Are you more like a camel or a fish?
Bear with us – it’ll make sense in a minute.
International World Water Day is March 22, held every year to raise awareness about water-related issues around the globe. First developed by the UN in 1992, each year has a different theme, and 2017’s is all about Wastewater.
From fisherwomen and men, to water relaxation therapists, 1.5 billion people are employed in roles directly linked to the water sector, and virtually all other jobs depend on water in one way or another.
This year, World Water Day is geared towards starting a conversation about how to support the millions of people who face problems in the workplace relating to water, as well as promoting ways we can take action in our own routine to make a change.
Our Which Water Animal Are You? quiz assesses the ways we use water to determine how H2O savvy we really are. The majority of Brits are ‘ducks’, which means that while we are fairly conscious about conserving water (better than ‘elephants,’ who are slightly wasteful, or the very wasteful ‘fish’!), we can still make changes in our everyday routines to try to reach ‘camel’ status – the wisest water users of the four categories.
The combination of the bath, shower, tzet and sink make the bathroom the most water-centric room in the home.
For the most part, Brits are mindful about water use in the bathroom – according to our findings, only one third of us spend more than 15 minutes in the shower, and 83% make sure not to flush unnecessary rubbish down the toilet.

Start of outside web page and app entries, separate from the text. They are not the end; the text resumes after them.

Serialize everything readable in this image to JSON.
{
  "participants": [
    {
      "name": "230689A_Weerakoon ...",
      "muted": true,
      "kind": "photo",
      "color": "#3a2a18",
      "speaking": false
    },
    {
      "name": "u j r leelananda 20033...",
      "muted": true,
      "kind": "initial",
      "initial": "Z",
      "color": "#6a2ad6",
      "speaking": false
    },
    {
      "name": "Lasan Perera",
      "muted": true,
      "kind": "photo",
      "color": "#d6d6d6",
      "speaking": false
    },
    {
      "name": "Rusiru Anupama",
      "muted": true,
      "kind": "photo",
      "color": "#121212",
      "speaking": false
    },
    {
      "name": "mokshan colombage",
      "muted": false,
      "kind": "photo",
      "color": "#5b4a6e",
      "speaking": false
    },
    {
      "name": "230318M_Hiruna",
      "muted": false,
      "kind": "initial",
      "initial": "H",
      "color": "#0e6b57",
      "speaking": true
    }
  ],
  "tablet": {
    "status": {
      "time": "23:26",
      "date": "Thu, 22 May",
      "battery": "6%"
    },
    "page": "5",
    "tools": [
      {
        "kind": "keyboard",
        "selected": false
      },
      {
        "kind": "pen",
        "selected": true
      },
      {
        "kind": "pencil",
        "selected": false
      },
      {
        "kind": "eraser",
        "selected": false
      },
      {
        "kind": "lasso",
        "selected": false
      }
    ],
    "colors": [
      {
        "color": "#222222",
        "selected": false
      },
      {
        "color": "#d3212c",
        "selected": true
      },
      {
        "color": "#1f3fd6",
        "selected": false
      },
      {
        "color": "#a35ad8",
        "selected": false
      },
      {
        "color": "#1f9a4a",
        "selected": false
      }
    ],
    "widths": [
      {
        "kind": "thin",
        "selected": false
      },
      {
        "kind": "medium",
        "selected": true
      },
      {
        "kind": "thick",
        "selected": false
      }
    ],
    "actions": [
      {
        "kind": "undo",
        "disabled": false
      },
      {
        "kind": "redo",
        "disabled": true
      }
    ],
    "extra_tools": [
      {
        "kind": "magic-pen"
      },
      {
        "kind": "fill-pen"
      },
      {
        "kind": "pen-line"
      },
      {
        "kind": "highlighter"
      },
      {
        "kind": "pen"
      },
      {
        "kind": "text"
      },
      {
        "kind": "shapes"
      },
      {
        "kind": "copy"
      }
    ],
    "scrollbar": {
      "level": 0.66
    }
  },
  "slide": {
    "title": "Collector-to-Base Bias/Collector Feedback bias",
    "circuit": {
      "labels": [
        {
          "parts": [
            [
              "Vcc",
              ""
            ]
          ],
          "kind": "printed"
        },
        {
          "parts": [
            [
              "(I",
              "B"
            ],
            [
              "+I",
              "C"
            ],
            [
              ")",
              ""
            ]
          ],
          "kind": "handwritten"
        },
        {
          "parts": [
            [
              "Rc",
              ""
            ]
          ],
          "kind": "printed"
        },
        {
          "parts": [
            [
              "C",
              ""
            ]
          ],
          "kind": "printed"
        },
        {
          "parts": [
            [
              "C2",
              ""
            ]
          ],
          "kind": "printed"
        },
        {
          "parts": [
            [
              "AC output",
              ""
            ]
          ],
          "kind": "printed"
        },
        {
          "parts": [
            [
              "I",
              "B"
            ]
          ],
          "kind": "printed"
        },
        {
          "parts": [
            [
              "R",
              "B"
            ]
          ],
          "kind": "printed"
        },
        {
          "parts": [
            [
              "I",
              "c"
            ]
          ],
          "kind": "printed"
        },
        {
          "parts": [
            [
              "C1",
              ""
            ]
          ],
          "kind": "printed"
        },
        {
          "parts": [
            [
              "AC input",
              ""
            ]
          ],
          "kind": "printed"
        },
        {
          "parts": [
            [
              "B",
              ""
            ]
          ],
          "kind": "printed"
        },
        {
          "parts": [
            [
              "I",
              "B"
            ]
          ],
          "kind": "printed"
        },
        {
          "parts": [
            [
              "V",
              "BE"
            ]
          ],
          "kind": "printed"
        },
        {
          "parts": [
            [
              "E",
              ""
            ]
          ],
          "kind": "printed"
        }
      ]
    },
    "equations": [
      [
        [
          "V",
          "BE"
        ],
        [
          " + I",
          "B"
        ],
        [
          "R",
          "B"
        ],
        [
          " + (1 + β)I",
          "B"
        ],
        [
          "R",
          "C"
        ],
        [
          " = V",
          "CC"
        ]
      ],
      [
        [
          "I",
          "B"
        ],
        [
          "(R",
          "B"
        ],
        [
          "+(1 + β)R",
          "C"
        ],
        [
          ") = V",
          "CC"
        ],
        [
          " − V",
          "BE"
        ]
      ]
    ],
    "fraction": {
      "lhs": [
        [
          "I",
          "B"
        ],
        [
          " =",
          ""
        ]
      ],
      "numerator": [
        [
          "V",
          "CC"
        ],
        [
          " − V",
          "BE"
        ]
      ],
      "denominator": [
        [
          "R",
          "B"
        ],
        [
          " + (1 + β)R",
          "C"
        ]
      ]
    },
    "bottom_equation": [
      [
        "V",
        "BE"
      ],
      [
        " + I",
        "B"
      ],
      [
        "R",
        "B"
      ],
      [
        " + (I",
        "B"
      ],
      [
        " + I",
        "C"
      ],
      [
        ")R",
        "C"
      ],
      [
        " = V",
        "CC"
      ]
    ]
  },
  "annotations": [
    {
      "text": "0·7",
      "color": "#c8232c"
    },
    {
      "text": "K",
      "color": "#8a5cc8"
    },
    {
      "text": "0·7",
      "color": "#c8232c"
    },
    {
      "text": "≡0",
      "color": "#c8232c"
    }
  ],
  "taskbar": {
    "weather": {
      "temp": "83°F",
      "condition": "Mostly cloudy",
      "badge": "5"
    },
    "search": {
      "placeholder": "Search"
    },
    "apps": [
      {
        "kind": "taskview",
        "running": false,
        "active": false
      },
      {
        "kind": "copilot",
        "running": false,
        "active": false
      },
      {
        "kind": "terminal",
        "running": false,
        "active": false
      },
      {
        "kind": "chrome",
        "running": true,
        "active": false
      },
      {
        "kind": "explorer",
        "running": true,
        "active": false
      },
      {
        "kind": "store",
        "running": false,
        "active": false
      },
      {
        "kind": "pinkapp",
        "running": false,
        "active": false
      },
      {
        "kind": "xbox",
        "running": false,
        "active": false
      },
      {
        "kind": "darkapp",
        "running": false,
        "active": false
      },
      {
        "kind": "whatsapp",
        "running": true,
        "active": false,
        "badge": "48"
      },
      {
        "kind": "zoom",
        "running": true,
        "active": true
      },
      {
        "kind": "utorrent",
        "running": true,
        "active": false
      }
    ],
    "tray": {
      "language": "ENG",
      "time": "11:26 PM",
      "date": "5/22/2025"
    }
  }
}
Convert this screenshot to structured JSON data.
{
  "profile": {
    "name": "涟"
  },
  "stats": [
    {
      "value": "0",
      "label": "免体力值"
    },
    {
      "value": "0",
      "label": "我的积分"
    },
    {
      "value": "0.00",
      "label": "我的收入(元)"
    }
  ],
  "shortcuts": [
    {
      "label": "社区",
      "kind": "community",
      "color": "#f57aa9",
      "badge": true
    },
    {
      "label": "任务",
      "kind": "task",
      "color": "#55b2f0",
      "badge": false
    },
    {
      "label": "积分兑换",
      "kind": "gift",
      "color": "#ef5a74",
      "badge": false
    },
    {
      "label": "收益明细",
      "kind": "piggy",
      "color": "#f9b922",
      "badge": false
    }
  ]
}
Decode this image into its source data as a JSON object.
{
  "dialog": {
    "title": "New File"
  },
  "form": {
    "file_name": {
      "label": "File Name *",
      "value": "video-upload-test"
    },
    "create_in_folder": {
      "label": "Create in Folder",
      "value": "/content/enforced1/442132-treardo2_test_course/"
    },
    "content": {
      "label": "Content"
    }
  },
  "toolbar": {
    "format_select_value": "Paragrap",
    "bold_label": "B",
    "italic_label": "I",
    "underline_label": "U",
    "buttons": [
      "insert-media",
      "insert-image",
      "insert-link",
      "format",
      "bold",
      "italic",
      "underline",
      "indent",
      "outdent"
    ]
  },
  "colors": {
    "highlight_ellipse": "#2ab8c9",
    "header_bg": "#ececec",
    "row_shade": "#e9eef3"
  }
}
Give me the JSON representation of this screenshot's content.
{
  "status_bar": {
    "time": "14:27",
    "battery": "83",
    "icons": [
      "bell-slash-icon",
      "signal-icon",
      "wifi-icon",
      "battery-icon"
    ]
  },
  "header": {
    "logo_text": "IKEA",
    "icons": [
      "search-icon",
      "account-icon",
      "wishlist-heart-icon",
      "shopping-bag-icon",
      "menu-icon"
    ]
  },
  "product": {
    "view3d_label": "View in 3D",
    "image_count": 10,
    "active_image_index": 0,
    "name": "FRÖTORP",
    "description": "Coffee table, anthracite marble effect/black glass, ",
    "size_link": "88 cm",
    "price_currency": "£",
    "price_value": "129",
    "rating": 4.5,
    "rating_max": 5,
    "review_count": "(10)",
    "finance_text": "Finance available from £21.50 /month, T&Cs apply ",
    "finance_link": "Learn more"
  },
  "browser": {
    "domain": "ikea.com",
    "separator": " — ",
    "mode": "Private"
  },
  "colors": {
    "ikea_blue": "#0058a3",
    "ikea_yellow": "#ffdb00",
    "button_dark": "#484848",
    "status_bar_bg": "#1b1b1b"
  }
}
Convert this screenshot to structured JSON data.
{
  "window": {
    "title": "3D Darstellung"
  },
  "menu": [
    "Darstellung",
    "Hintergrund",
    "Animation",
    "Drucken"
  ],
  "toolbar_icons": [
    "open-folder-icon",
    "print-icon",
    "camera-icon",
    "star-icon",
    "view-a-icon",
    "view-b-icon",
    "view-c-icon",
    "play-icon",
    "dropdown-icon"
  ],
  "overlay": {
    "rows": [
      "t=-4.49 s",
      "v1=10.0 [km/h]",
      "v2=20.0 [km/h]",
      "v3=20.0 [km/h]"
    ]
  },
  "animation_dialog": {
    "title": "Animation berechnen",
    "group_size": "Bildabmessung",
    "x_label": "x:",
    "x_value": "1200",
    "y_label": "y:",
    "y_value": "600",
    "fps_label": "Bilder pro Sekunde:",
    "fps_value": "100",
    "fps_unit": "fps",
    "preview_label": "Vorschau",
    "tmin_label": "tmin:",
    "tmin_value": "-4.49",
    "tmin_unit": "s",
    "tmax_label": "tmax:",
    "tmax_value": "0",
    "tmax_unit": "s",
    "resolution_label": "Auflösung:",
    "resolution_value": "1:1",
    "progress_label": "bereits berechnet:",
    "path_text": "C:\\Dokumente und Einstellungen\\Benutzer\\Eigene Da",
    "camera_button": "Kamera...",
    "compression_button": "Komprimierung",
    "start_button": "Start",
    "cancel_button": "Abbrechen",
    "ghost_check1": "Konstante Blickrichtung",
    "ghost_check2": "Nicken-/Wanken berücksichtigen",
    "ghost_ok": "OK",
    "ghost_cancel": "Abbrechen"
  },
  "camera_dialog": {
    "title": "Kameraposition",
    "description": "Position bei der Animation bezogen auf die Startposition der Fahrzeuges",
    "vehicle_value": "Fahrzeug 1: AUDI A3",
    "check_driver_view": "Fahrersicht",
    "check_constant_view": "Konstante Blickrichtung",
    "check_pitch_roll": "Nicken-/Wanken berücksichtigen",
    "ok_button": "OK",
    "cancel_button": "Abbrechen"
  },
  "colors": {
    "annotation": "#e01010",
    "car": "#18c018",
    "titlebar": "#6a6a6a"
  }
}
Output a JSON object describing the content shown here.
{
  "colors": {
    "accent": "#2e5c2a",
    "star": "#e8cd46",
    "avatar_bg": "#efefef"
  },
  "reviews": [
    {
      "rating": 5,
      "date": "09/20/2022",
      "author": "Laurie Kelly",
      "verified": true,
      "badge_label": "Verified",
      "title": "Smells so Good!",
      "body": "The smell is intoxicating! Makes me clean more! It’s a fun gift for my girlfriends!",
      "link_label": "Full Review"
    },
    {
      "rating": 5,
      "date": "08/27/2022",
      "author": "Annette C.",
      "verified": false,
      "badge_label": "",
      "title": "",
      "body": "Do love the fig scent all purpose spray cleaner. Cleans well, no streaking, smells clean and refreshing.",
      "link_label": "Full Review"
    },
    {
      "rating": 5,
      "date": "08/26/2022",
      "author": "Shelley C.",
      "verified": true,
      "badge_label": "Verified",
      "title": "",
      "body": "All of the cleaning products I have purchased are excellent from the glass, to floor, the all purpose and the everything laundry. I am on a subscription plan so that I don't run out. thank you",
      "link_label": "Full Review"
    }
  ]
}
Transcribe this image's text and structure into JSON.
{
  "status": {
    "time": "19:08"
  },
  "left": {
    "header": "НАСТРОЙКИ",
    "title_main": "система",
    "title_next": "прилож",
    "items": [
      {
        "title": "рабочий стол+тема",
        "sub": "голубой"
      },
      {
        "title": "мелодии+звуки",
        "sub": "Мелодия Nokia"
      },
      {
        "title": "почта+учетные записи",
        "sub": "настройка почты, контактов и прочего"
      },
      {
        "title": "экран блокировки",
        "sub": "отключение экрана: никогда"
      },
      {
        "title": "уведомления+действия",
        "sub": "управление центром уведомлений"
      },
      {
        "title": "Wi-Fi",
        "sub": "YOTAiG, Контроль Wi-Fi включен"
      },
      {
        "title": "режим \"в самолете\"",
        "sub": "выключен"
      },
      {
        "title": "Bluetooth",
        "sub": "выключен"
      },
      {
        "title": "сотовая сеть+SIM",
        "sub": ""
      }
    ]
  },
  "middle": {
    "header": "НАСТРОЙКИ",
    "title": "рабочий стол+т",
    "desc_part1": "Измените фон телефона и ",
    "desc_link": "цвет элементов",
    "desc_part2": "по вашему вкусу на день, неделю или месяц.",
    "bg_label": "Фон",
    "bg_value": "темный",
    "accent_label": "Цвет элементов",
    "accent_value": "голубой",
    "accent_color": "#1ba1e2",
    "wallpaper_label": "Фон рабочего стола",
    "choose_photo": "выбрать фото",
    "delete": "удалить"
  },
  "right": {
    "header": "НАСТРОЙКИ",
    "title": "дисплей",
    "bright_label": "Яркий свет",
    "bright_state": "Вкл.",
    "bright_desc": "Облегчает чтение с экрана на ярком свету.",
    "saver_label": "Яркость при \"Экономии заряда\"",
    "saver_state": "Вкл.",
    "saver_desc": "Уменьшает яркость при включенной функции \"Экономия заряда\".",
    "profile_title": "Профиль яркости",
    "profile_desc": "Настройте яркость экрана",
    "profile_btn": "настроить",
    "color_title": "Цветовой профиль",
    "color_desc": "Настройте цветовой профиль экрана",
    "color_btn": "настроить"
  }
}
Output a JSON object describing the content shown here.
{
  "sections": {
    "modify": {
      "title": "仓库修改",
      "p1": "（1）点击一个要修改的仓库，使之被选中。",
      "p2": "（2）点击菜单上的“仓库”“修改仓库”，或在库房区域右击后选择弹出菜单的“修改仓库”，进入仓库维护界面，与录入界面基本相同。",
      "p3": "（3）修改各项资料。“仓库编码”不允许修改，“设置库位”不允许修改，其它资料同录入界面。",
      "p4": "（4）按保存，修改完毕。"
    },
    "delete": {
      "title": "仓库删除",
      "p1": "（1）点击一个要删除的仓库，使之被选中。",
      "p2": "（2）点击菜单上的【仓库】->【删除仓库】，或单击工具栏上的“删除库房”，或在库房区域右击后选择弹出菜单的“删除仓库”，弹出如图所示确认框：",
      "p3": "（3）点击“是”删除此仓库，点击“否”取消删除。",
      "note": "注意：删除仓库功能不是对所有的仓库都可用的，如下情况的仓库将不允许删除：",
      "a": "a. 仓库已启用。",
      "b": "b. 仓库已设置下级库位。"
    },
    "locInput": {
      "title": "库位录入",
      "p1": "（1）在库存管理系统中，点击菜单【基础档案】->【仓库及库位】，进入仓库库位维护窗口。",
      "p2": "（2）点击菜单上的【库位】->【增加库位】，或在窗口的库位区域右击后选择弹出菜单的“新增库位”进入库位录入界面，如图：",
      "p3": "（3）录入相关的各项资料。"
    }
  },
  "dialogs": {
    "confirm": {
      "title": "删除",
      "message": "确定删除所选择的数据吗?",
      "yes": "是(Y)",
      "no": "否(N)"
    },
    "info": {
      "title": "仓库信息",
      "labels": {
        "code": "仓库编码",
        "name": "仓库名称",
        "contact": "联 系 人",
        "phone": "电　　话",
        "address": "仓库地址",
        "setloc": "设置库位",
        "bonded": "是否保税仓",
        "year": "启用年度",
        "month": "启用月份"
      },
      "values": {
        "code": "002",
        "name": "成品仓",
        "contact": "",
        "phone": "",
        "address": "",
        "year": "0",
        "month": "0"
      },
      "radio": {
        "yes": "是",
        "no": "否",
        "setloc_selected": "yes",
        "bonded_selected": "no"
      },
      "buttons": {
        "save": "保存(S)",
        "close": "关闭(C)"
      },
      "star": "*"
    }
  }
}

However, with 65% admitting they leave the water running while brushing their teeth or shaving, it’s clear that there’s room for improvement:
- Turn off the taps: Whether you’re cleaning your teeth or washing your face, keep the taps turned off as much as possible – in the space of one minute, leaving them on can waste 6 litres.
- Smart systems: Consider installing water-saving systems in your bathroom, which can help to reduce usage when you’re not even thinking about it. A cistern, with adjustable flush volumes is a great way to increase efficiency. Shower-heads with eco modes are available across a range of price points, and will reduce wastage during your (shorter!) showers.
- Take a long, short bath: Reducing the height of your bathwater by 2.5 cm will save litres in the long run, and a thermaform bath will keep the temperature warmer for an extended period of time, so you can aid the environment and relax for longer.
Save water in the kitchen
One of the most active rooms in the home, the kitchen is a prime location for wasting water: according to our quiz, 65% admit that they wait for the tap to run cold before getting a drink, and nearly half wash fruit and veg under running water.
Here’s how you can turn squandering into saving:
- Drink on a needs basis: When it comes to your morning cup of tea or coffee, fill the kettle with only as much water as you know you’ll use. Let the taps take a break and keep a jug of water chilled in the fridge, which can a save up to 70 litres of water each week.
- Think about the dishes: If you have a dishwasher, avoid pre-rinsing whenever possible and wait until there’s a full load before you turn it on. When handwashing, use a washing-up bowl or plug.
- Fill a bowl: Whether you’re rinsing or defrosting, rather than running the tap, fill a bowl with water and use it to clean or thaw your vegetables or frozen food.
Save water in your weekly routine
Outside of the kitchen and bathroom, water plays a big part of our everyday routine, from buying bottled water (we found that over one third of Brits regularly choose this over tap water) to the mid-week wash.
Making little changes from day to day can result in a big difference:
- Change your chores: While we’re pretty good about filling the washing machine, 13% of us still waste water on a half-load or less, and 16% waste up to 1000 litres by watering their gardens with a hosepipe. Switching to a watering can during early morning or evening hours is better for both plants and water conservation.
- Benefit from DIY: Though it might seem like a minor annoyance, a dripping tap can cause thousands of litres of wastage over the course of a year. Fixing the issue as soon as you notice it will pay off in the long run.
- Eat less meat: With over 7 billion people to feed across the world, it’s no wonder that the agricultural industry is a majority player in water usage. While we might not realise it when biting into our dinners, our daily diet costs thousands of litres of water each day. Reducing meat intake is a great way to make a long-tail contribution to conservation.
Though it might only seem like a drop or a splash here and there, water usage adds up quickly in ways we don’t realise. From the bathroom to the garden, there are many simple things we can do order to contribute to the World Water Day effort – so embrace your inner camel and conserve!